On Friday 25th August, Simon Jenkins wrote a column for The Guardian that revived the long-lasting debate around the importance of learning modern foreign languages. Jenkins’s point was essentially that languages are not relevant to British people, speakers of today’s lingua franca, English. In addition, Jenkins states that language learning in formal education is dated and that the subject is as useful as “corporal punishment”, while also being “easy to test, quantify and regiment”. Yet, since computers cannot replace its practitioners, Jenkins’s solution is for full immersion to stay abroad, especially in important countries such as Germany, where culture can apparently be experienced without knowing the local language.
The column received 1048 replies, mostly to rebut Jenkins’s opinions. Several academics and language lovers wrote to The Guardian, which grouped the letters under the telling title “Just speaking English won’t get us very far in the world”. As stated in the first letter, which included MLC’s Professor Charles Forsdick as a signatory, “language is inextricably bound up with history, culture and economics”, and learning a foreign language offers “clear benefits […] across a whole range of domains such as health, security, business, diplomacy and intercultural understanding”. Multilingual individuals are equipped with “crucial skills [that] hinge on enhanced relationships and deep cultural understanding” and that “impact profoundly on business, politics and peace”. It is also worth noticing that employers across the UK are warning of a “deficit in terms of language skills relative to its competitors”, of which all students and educators, not only linguists, should be aware.

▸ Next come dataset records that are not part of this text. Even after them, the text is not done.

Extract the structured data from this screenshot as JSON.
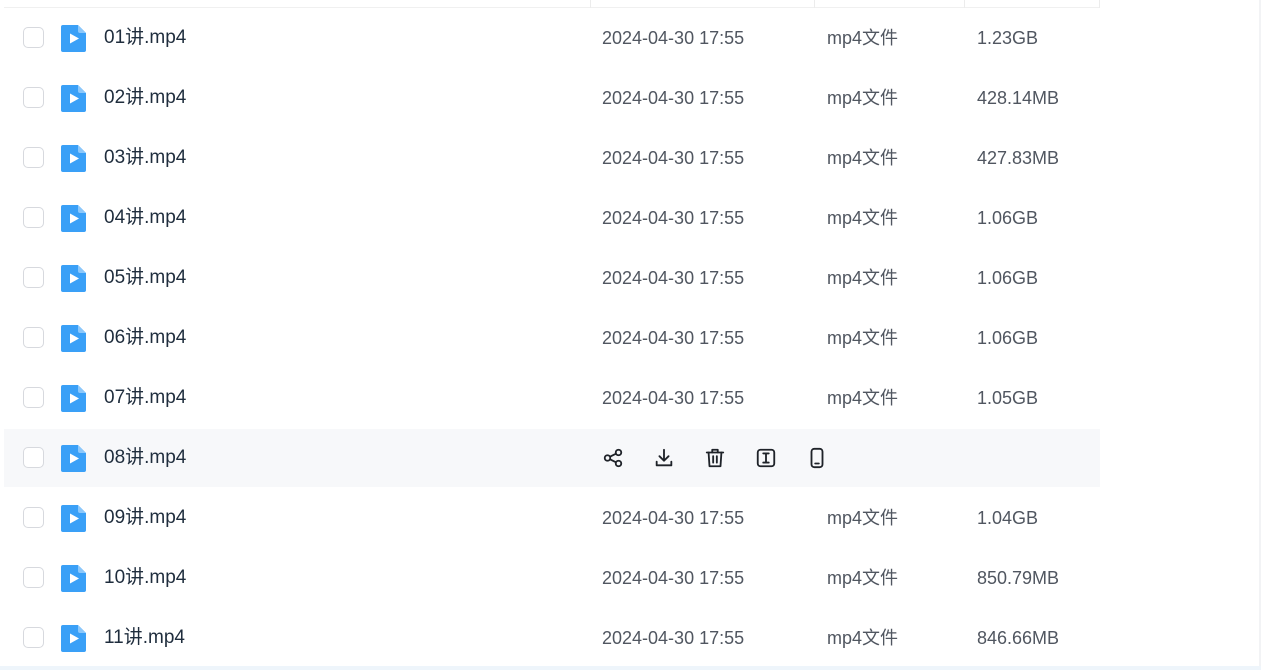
{
  "list": {
    "hovered_row_actions": [
      {
        "icon": "share-icon",
        "title": "分享"
      },
      {
        "icon": "download-icon",
        "title": "下载"
      },
      {
        "icon": "delete-icon",
        "title": "删除"
      },
      {
        "icon": "rename-icon",
        "title": "重命名"
      },
      {
        "icon": "send-to-phone-icon",
        "title": "发送到手机"
      }
    ],
    "rows": [
      {
        "name": "01讲.mp4",
        "time": "2024-04-30 17:55",
        "type": "mp4文件",
        "size": "1.23GB",
        "hover": false
      },
      {
        "name": "02讲.mp4",
        "time": "2024-04-30 17:55",
        "type": "mp4文件",
        "size": "428.14MB",
        "hover": false
      },
      {
        "name": "03讲.mp4",
        "time": "2024-04-30 17:55",
        "type": "mp4文件",
        "size": "427.83MB",
        "hover": false
      },
      {
        "name": "04讲.mp4",
        "time": "2024-04-30 17:55",
        "type": "mp4文件",
        "size": "1.06GB",
        "hover": false
      },
      {
        "name": "05讲.mp4",
        "time": "2024-04-30 17:55",
        "type": "mp4文件",
        "size": "1.06GB",
        "hover": false
      },
      {
        "name": "06讲.mp4",
        "time": "2024-04-30 17:55",
        "type": "mp4文件",
        "size": "1.06GB",
        "hover": false
      },
      {
        "name": "07讲.mp4",
        "time": "2024-04-30 17:55",
        "type": "mp4文件",
        "size": "1.05GB",
        "hover": false
      },
      {
        "name": "08讲.mp4",
        "time": "",
        "type": "",
        "size": "",
        "hover": true
      },
      {
        "name": "09讲.mp4",
        "time": "2024-04-30 17:55",
        "type": "mp4文件",
        "size": "1.04GB",
        "hover": false
      },
      {
        "name": "10讲.mp4",
        "time": "2024-04-30 17:55",
        "type": "mp4文件",
        "size": "850.79MB",
        "hover": false
      },
      {
        "name": "11讲.mp4",
        "time": "2024-04-30 17:55",
        "type": "mp4文件",
        "size": "846.66MB",
        "hover": false
      }
    ]
  },
  "colors": {
    "file_icon": "#3aa0f7",
    "hover_row_bg": "#f7f8fa",
    "text_primary": "#1f2d3d",
    "text_secondary": "#505660"
  }
}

Professor of Classics at the University of Cambridge Mary Beard also wrote a response on the Times Literary Supplement, making the point that if Jenkins’s argument was “about taking more notice of the outside world […] but not being hooked on the linguistic route to that”, then this was a good point indeed. Learning a language means indissolubly experiencing a culture as well.
The Department of Modern Languages and Cultures at the University of Liverpool supports the objections to Jenkins’s article outlined above, and would like to sign off with a quote from Italian filmmaker, Federico Fellini: “a different language is a different vision of life”.